I went into Teardown, which is currently dominating Steam's top sellers list, expecting one of those novelty games everyone goes wild for then forgets a week later. But I was surprised (and pleased) to discover that, after spending an afternoon smashing its world into tiny pieces with a sledgehammer, it's actually a pretty great open-ended sandbox puzzle game.
Your first job is a simple one: demolish a house. The flimsy, mostly wooden structure can be torn down with your hammer alone, or rammed with a vehicle. But to deal with the sturdy brick chimney, you may need to use some explosives. Luckily, someone has left a load of fragile gas canisters nearby. Toss them at the chimney and great chunks are blown out of it.
Everything in Teardown is made up of voxels, which are basically three-dimensional pixels. Delivery sim Cloudpunk (opens in new tab) recently used them to great effect to build its Blade Runner-inspired future city. These combine with realistic lighting, shadows, and reflections to make Teardown's blocky world look fantastic—and feel really solid too. However, as a result, it's pretty demanding hardware-wise.

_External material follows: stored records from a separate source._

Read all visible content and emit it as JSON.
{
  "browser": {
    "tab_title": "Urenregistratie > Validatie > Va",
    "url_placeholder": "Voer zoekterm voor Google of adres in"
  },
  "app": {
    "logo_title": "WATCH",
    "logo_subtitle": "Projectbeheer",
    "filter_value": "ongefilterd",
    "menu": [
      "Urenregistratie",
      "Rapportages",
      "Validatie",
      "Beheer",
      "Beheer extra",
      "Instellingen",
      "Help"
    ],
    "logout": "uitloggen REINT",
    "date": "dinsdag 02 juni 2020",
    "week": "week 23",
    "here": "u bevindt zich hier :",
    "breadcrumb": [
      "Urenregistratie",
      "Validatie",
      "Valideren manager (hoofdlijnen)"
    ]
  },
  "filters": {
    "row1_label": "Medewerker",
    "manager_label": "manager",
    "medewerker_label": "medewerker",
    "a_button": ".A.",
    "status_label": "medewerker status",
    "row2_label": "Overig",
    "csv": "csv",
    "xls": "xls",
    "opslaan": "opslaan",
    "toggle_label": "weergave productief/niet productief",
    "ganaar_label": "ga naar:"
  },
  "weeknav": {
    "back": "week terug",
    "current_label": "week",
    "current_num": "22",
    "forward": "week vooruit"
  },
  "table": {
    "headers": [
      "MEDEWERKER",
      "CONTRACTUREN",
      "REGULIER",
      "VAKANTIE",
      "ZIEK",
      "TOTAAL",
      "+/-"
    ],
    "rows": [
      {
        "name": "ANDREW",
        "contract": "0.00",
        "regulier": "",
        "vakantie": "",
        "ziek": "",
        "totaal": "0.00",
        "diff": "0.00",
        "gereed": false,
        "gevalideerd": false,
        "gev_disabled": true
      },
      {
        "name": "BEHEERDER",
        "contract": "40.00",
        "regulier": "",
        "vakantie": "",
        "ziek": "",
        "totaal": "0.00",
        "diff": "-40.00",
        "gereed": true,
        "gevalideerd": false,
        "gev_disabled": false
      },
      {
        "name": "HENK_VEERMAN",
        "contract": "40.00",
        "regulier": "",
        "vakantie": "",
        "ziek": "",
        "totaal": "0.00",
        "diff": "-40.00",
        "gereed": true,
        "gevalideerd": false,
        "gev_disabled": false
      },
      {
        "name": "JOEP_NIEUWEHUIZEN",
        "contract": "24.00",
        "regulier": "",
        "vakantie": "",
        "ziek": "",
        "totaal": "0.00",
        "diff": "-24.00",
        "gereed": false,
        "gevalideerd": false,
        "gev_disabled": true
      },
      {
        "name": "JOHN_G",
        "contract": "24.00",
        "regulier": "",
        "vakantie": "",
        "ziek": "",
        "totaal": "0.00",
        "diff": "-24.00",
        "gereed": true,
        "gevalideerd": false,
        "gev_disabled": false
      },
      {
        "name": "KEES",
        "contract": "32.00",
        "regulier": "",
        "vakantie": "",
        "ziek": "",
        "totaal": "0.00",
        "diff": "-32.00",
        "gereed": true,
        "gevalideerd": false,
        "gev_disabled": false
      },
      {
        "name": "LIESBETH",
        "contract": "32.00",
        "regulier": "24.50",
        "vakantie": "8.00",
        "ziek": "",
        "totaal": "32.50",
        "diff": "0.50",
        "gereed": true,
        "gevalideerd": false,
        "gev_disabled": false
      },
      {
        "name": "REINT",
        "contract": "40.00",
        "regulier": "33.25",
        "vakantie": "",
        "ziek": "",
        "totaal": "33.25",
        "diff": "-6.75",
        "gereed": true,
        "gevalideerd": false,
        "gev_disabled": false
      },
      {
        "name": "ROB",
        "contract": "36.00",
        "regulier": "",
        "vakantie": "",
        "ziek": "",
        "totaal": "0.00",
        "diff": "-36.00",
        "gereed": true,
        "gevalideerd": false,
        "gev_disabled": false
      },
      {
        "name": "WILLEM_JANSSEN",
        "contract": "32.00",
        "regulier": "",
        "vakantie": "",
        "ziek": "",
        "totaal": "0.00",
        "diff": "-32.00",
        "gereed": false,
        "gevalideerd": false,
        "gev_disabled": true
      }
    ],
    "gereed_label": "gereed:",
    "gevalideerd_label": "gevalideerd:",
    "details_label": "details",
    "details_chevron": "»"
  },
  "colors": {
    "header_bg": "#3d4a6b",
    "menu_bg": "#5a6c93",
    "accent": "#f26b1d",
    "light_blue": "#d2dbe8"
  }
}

When you bring your hammer down on the house's walls, they crumble into a pile of shattered voxels. Hurl an explosive canister at the chimney stack and it causes a tremendous explosion, sending cubes of brick flying everywhere. It's immensely satisfying to watch and feels amazingly tactile. It's probably the best simulated destruction I've seen in a game since Volition's Red Faction: Guerrilla was released way back when, if not wholly realistic.
Later, jobs get more complicated—and more fun. Desperate for money, you start taking on jobs that are, uh, let's say legally dubious. It's here where Teardown suddenly, surprisingly, becomes a heist game where you break into buildings and compounds to steal or destroy stuff, and try to escape without tripping an alarm or accidentally setting the place on fire.
Each level is a puzzle, really, but with no set solution. You have to experiment with the sandbox to solve them, whether it's by using the various tools stuffed in your belt (more of which are unlocked as you play), vehicles including trucks, cranes, diggers, and other construction vehicles, or the environment itself. It's a game about breaking stuff, yes, but also being clever about it. Of course, if you'd rather just smash things, a sandbox mode lets you do just that.
In one job you have to steal three items scattered around a fairly large map. The trick is, when you grab one of them, an alarm sounds and a timer starts. If it dips to 0, the cops show up and bust you. So to get all three items safely to your getaway van, you have to plan ahead, smashing an escape route through the level, or using planks to build pathways across rooftops.
The game takes this idea and runs with it, with increasingly complex puzzles that require extensive planning to efficiently complete. You can quick save, thankfully, otherwise I could imagine the game being really frustrating. The simulated, physics-heavy nature of the world means mission-ending mistakes are a frequent occurrence, especially where cars are involved. Snag the bumper on a chunk of voxels during an escape and you're screwed.
Teardown is out now (opens in new tab) on Steam Early Access, and is quite reasonably priced. It's also in good shape technically, with a decent amount of content for this initial release. Although I did have an issue with my mouse drifting to the right. I checked in other games and it was fine, so I don't know what's happening there. Even with that slight annoyance, I love what I've played so far, and I'm looking forward to having more puzzles to solve in future updates.